◆ **About this task**: Print each record below exactly as it appears.

(Items from an interface collection)
BEGIN

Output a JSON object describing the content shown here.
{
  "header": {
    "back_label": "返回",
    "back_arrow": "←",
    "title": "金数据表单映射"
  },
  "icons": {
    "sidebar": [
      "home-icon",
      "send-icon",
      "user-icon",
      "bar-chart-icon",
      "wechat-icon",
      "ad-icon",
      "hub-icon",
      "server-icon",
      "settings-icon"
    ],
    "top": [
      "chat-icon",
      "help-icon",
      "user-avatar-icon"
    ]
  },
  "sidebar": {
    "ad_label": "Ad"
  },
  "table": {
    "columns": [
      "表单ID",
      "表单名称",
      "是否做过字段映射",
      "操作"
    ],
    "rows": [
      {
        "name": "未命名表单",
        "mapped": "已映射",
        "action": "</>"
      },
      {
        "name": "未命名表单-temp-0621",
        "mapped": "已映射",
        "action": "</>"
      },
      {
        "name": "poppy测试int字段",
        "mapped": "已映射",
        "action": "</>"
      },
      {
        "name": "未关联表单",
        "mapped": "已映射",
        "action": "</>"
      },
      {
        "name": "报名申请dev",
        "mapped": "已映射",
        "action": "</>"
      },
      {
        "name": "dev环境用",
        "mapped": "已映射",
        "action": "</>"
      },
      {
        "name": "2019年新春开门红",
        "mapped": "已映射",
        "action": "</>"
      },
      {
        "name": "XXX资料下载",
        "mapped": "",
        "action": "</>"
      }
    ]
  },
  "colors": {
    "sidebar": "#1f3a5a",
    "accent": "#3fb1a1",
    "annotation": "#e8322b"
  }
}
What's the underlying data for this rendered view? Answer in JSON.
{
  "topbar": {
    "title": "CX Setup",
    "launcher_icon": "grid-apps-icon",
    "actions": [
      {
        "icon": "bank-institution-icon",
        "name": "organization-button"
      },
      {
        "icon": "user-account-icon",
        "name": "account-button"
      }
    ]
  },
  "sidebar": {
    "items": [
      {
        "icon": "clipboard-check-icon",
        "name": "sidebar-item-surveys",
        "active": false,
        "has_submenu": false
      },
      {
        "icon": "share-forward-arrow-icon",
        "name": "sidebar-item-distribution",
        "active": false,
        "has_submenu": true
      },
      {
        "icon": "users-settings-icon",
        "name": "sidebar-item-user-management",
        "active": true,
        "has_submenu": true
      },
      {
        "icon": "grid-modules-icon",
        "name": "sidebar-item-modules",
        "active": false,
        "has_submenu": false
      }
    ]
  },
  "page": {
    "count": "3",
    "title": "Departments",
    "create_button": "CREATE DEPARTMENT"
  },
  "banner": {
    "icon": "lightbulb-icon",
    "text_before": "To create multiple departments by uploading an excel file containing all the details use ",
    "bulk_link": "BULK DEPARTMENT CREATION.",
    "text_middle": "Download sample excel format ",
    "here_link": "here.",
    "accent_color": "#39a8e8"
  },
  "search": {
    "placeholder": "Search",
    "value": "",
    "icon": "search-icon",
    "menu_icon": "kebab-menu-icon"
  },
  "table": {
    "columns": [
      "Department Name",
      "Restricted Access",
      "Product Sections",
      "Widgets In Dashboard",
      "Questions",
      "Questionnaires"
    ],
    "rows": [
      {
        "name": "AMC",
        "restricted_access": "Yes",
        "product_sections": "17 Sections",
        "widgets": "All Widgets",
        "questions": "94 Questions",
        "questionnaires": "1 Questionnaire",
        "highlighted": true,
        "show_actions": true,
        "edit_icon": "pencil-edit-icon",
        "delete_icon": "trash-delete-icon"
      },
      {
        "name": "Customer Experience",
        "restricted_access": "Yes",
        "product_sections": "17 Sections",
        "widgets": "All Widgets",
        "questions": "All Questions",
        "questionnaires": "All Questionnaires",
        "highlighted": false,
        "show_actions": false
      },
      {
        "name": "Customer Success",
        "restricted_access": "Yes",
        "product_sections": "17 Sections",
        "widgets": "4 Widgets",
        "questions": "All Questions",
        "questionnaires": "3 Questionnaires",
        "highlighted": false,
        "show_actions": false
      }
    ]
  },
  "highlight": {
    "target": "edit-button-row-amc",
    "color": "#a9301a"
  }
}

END

◆ **Finished exercise**:
Output a JSON object describing the content shown here.
{
  "header": {
    "back_label": "返回",
    "back_arrow": "←",
    "title": "金数据表单映射"
  },
  "icons": {
    "sidebar": [
      "home-icon",
      "send-icon",
      "user-icon",
      "bar-chart-icon",
      "wechat-icon",
      "ad-icon",
      "hub-icon",
      "server-icon",
      "settings-icon"
    ],
    "top": [
      "chat-icon",
      "help-icon",
      "user-avatar-icon"
    ]
  },
  "sidebar": {
    "ad_label": "Ad"
  },
  "table": {
    "columns": [
      "表单ID",
      "表单名称",
      "是否做过字段映射",
      "操作"
    ],
    "rows": [
      {
        "name": "未命名表单",
        "mapped": "已映射",
        "action": "</>"
      },
      {
        "name": "未命名表单-temp-0621",
        "mapped": "已映射",
        "action": "</>"
      },
      {
        "name": "poppy测试int字段",
        "mapped": "已映射",
        "action": "</>"
      },
      {
        "name": "未关联表单",
        "mapped": "已映射",
        "action": "</>"
      },
      {
        "name": "报名申请dev",
        "mapped": "已映射",
        "action": "</>"
      },
      {
        "name": "dev环境用",
        "mapped": "已映射",
        "action": "</>"
      },
      {
        "name": "2019年新春开门红",
        "mapped": "已映射",
        "action": "</>"
      },
      {
        "name": "XXX资料下载",
        "mapped": "",
        "action": "</>"
      }
    ]
  },
  "colors": {
    "sidebar": "#1f3a5a",
    "accent": "#3fb1a1",
    "annotation": "#e8322b"
  }
}
What's the underlying data for this rendered view? Answer in JSON.
{
  "topbar": {
    "title": "CX Setup",
    "launcher_icon": "grid-apps-icon",
    "actions": [
      {
        "icon": "bank-institution-icon",
        "name": "organization-button"
      },
      {
        "icon": "user-account-icon",
        "name": "account-button"
      }
    ]
  },
  "sidebar": {
    "items": [
      {
        "icon": "clipboard-check-icon",
        "name": "sidebar-item-surveys",
        "active": false,
        "has_submenu": false
      },
      {
        "icon": "share-forward-arrow-icon",
        "name": "sidebar-item-distribution",
        "active": false,
        "has_submenu": true
      },
      {
        "icon": "users-settings-icon",
        "name": "sidebar-item-user-management",
        "active": true,
        "has_submenu": true
      },
      {
        "icon": "grid-modules-icon",
        "name": "sidebar-item-modules",
        "active": false,
        "has_submenu": false
      }
    ]
  },
  "page": {
    "count": "3",
    "title": "Departments",
    "create_button": "CREATE DEPARTMENT"
  },
  "banner": {
    "icon": "lightbulb-icon",
    "text_before": "To create multiple departments by uploading an excel file containing all the details use ",
    "bulk_link": "BULK DEPARTMENT CREATION.",
    "text_middle": "Download sample excel format ",
    "here_link": "here.",
    "accent_color": "#39a8e8"
  },
  "search": {
    "placeholder": "Search",
    "value": "",
    "icon": "search-icon",
    "menu_icon": "kebab-menu-icon"
  },
  "table": {
    "columns": [
      "Department Name",
      "Restricted Access",
      "Product Sections",
      "Widgets In Dashboard",
      "Questions",
      "Questionnaires"
    ],
    "rows": [
      {
        "name": "AMC",
        "restricted_access": "Yes",
        "product_sections": "17 Sections",
        "widgets": "All Widgets",
        "questions": "94 Questions",
        "questionnaires": "1 Questionnaire",
        "highlighted": true,
        "show_actions": true,
        "edit_icon": "pencil-edit-icon",
        "delete_icon": "trash-delete-icon"
      },
      {
        "name": "Customer Experience",
        "restricted_access": "Yes",
        "product_sections": "17 Sections",
        "widgets": "All Widgets",
        "questions": "All Questions",
        "questionnaires": "All Questionnaires",
        "highlighted": false,
        "show_actions": false
      },
      {
        "name": "Customer Success",
        "restricted_access": "Yes",
        "product_sections": "17 Sections",
        "widgets": "4 Widgets",
        "questions": "All Questions",
        "questionnaires": "3 Questionnaires",
        "highlighted": false,
        "show_actions": false
      }
    ]
  },
  "highlight": {
    "target": "edit-button-row-amc",
    "color": "#a9301a"
  }
}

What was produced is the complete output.